— What you have to do —
Below are the records. Gather each line that holds "mayor".

— Input data —
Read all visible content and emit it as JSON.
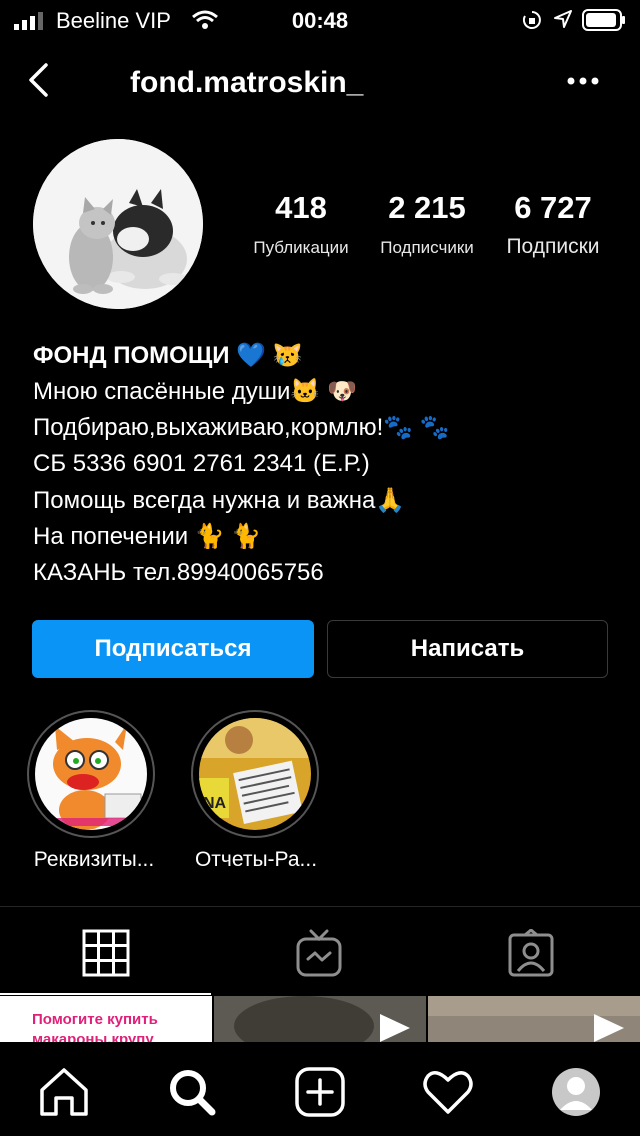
{
  "status_bar": {
    "carrier": "Beeline VIP",
    "time": "00:48",
    "icons": [
      "signal-icon",
      "wifi-icon",
      "rotation-lock-icon",
      "location-icon",
      "battery-icon"
    ]
  },
  "header": {
    "username": "fond.matroskin_",
    "icons": [
      "back-icon",
      "more-icon"
    ]
  },
  "stats": {
    "posts": {
      "count": "418",
      "label": "Публикации"
    },
    "followers": {
      "count": "2 215",
      "label": "Подписчики"
    },
    "following": {
      "count": "6 727",
      "label": "Подписки"
    }
  },
  "bio": {
    "name": "ФОНД ПОМОЩИ 💙 😿",
    "lines": [
      "Мною спасённые души🐱 🐶",
      "Подбираю,выхаживаю,кормлю!🐾 🐾",
      "СБ 5336 6901 2761 2341 (Е.Р.)",
      "Помощь всегда нужна и важна🙏",
      "На попечении 🐈 🐈",
      "КАЗАНЬ тел.89940065756"
    ]
  },
  "actions": {
    "follow_label": "Подписаться",
    "message_label": "Написать"
  },
  "highlights": [
    {
      "label": "Реквизиты..."
    },
    {
      "label": "Отчеты-Ра..."
    }
  ],
  "tabs": [
    "grid-icon",
    "igtv-icon",
    "tagged-icon"
  ],
  "grid": {
    "first_post_text": "Помогите купить макароны,крупу"
  },
  "bottom_nav": [
    "home-icon",
    "search-icon",
    "add-post-icon",
    "activity-icon",
    "profile-avatar"
  ],
  "colors": {
    "background": "#000000",
    "accent_blue": "#0a95f6",
    "heart_blue": "#1e6ee8"
  }
}
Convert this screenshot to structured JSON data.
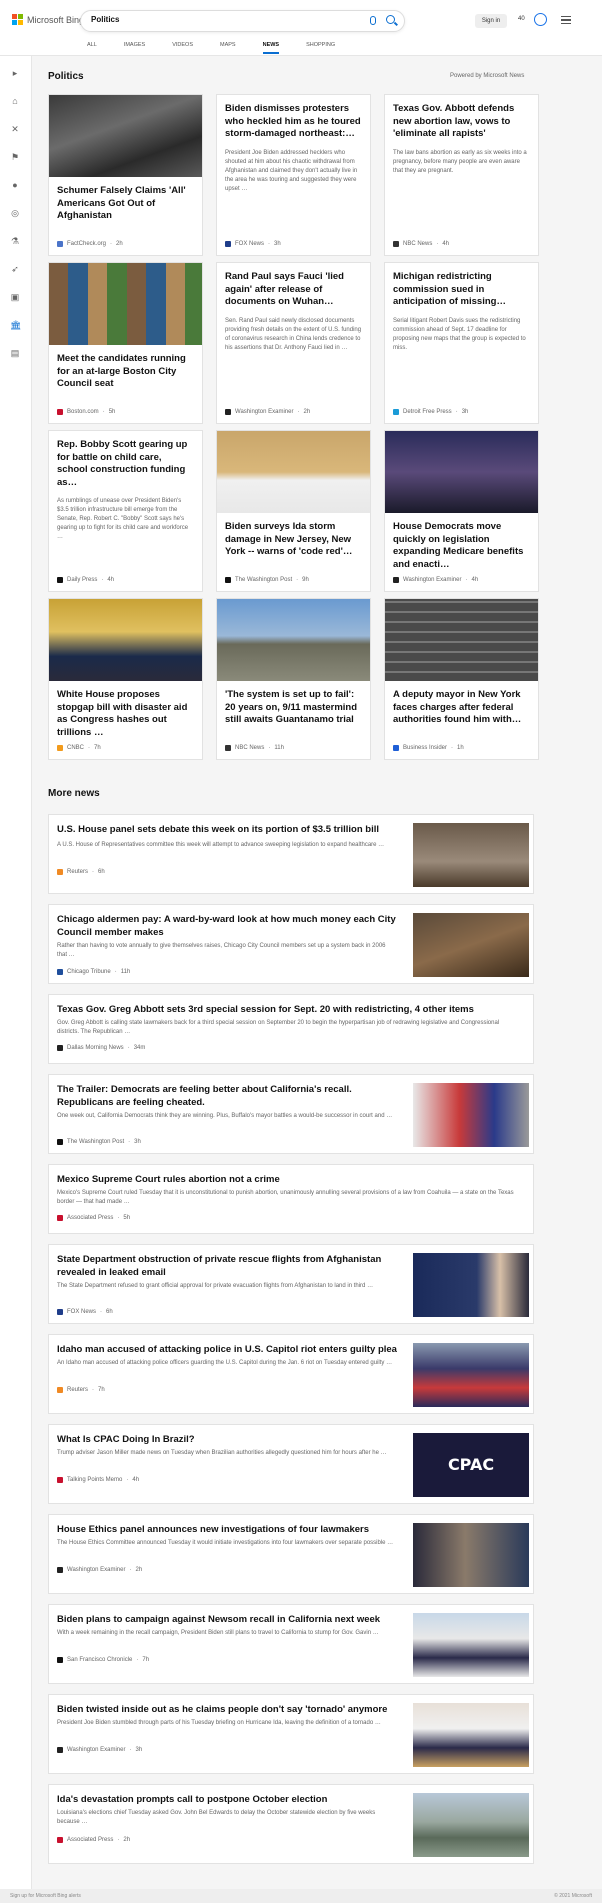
{
  "header": {
    "brand": "Microsoft Bing",
    "search_value": "Politics",
    "signin": "Sign in",
    "points": "40",
    "tabs": [
      {
        "label": "ALL"
      },
      {
        "label": "IMAGES"
      },
      {
        "label": "VIDEOS"
      },
      {
        "label": "MAPS"
      },
      {
        "label": "NEWS"
      },
      {
        "label": "SHOPPING"
      }
    ]
  },
  "section": {
    "title": "Politics",
    "powered": "Powered by Microsoft News"
  },
  "cards": [
    {
      "title": "Schumer Falsely Claims 'All' Americans Got Out of Afghanistan",
      "snippet": "",
      "source": "FactCheck.org",
      "age": "2h",
      "fav": "#4b74c9"
    },
    {
      "title": "Biden dismisses protesters who heckled him as he toured storm-damaged northeast:…",
      "snippet": "President Joe Biden addressed hecklers who shouted at him about his chaotic withdrawal from Afghanistan and claimed they don't actually live in the area he was touring and suggested they were upset …",
      "source": "FOX News",
      "age": "3h",
      "fav": "#1f3d8a"
    },
    {
      "title": "Texas Gov. Abbott defends new abortion law, vows to 'eliminate all rapists'",
      "snippet": "The law bans abortion as early as six weeks into a pregnancy, before many people are even aware that they are pregnant.",
      "source": "NBC News",
      "age": "4h",
      "fav": "#333"
    },
    {
      "title": "Meet the candidates running for an at-large Boston City Council seat",
      "snippet": "",
      "source": "Boston.com",
      "age": "5h",
      "fav": "#c8102e"
    },
    {
      "title": "Rand Paul says Fauci 'lied again' after release of documents on Wuhan…",
      "snippet": "Sen. Rand Paul said newly disclosed documents providing fresh details on the extent of U.S. funding of coronavirus research in China lends credence to his assertions that Dr. Anthony Fauci lied in …",
      "source": "Washington Examiner",
      "age": "2h",
      "fav": "#222"
    },
    {
      "title": "Michigan redistricting commission sued in anticipation of missing…",
      "snippet": "Serial litigant Robert Davis sues the redistricting commission ahead of Sept. 17 deadline for proposing new maps that the group is expected to miss.",
      "source": "Detroit Free Press",
      "age": "3h",
      "fav": "#1a9bd7"
    },
    {
      "title": "Rep. Bobby Scott gearing up for battle on child care, school construction funding as…",
      "snippet": "As rumblings of unease over President Biden's $3.5 trillion infrastructure bill emerge from the Senate, Rep. Robert C. \"Bobby\" Scott says he's gearing up to fight for its child care and workforce …",
      "source": "Daily Press",
      "age": "4h",
      "fav": "#111"
    },
    {
      "title": "Biden surveys Ida storm damage in New Jersey, New York -- warns of 'code red'…",
      "snippet": "",
      "source": "The Washington Post",
      "age": "9h",
      "fav": "#111"
    },
    {
      "title": "House Democrats move quickly on legislation expanding Medicare benefits and enacti…",
      "snippet": "",
      "source": "Washington Examiner",
      "age": "4h",
      "fav": "#222"
    },
    {
      "title": "White House proposes stopgap bill with disaster aid as Congress hashes out trillions …",
      "snippet": "",
      "source": "CNBC",
      "age": "7h",
      "fav": "#f29b1d"
    },
    {
      "title": "'The system is set up to fail': 20 years on, 9/11 mastermind still awaits Guantanamo trial",
      "snippet": "",
      "source": "NBC News",
      "age": "11h",
      "fav": "#333"
    },
    {
      "title": "A deputy mayor in New York faces charges after federal authorities found him with…",
      "snippet": "",
      "source": "Business Insider",
      "age": "1h",
      "fav": "#1f5fd6"
    }
  ],
  "more_news": {
    "title": "More news",
    "items": [
      {
        "title": "U.S. House panel sets debate this week on its portion of $3.5 trillion bill",
        "snippet": "A U.S. House of Representatives committee this week will attempt to advance sweeping legislation to expand healthcare …",
        "source": "Reuters",
        "age": "6h",
        "fav": "#f08a24"
      },
      {
        "title": "Chicago aldermen pay: A ward-by-ward look at how much money each City Council member makes",
        "snippet": "Rather than having to vote annually to give themselves raises, Chicago City Council members set up a system back in 2006 that …",
        "source": "Chicago Tribune",
        "age": "11h",
        "fav": "#1f4e9c"
      },
      {
        "title": "Texas Gov. Greg Abbott sets 3rd special session for Sept. 20 with redistricting, 4 other items",
        "snippet": "Gov. Greg Abbott is calling state lawmakers back for a third special session on September 20 to begin the hyperpartisan job of redrawing legislative and Congressional districts. The Republican …",
        "source": "Dallas Morning News",
        "age": "34m",
        "fav": "#222"
      },
      {
        "title": "The Trailer: Democrats are feeling better about California's recall. Republicans are feeling cheated.",
        "snippet": "One week out, California Democrats think they are winning. Plus, Buffalo's mayor battles a would-be successor in court and …",
        "source": "The Washington Post",
        "age": "3h",
        "fav": "#111"
      },
      {
        "title": "Mexico Supreme Court rules abortion not a crime",
        "snippet": "Mexico's Supreme Court ruled Tuesday that it is unconstitutional to punish abortion, unanimously annulling several provisions of a law from Coahuila — a state on the Texas border — that had made …",
        "source": "Associated Press",
        "age": "5h",
        "fav": "#c8102e"
      },
      {
        "title": "State Department obstruction of private rescue flights from Afghanistan revealed in leaked email",
        "snippet": "The State Department refused to grant official approval for private evacuation flights from Afghanistan to land in third …",
        "source": "FOX News",
        "age": "6h",
        "fav": "#1f3d8a"
      },
      {
        "title": "Idaho man accused of attacking police in U.S. Capitol riot enters guilty plea",
        "snippet": "An Idaho man accused of attacking police officers guarding the U.S. Capitol during the Jan. 6 riot on Tuesday entered guilty …",
        "source": "Reuters",
        "age": "7h",
        "fav": "#f08a24"
      },
      {
        "title": "What Is CPAC Doing In Brazil?",
        "snippet": "Trump adviser Jason Miller made news on Tuesday when Brazilian authorities allegedly questioned him for hours after he …",
        "source": "Talking Points Memo",
        "age": "4h",
        "fav": "#c8102e"
      },
      {
        "title": "House Ethics panel announces new investigations of four lawmakers",
        "snippet": "The House Ethics Committee announced Tuesday it would initiate investigations into four lawmakers over separate possible …",
        "source": "Washington Examiner",
        "age": "2h",
        "fav": "#222"
      },
      {
        "title": "Biden plans to campaign against Newsom recall in California next week",
        "snippet": "With a week remaining in the recall campaign, President Biden still plans to travel to California to stump for Gov. Gavin …",
        "source": "San Francisco Chronicle",
        "age": "7h",
        "fav": "#111"
      },
      {
        "title": "Biden twisted inside out as he claims people don't say 'tornado' anymore",
        "snippet": "President Joe Biden stumbled through parts of his Tuesday briefing on Hurricane Ida, leaving the definition of a tornado …",
        "source": "Washington Examiner",
        "age": "3h",
        "fav": "#222"
      },
      {
        "title": "Ida's devastation prompts call to postpone October election",
        "snippet": "Louisiana's elections chief Tuesday asked Gov. John Bel Edwards to delay the October statewide election by five weeks because …",
        "source": "Associated Press",
        "age": "2h",
        "fav": "#c8102e"
      }
    ]
  },
  "footer": {
    "left": "Sign up for Microsoft Bing alerts",
    "right": "© 2021 Microsoft"
  }
}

— Completed task —
      "title": "A deputy mayor in New York faces charges after federal authorities found him with…",
        "snippet": "One week out, California Democrats think they are winning. Plus, Buffalo's mayor battles a would-be successor in court and …",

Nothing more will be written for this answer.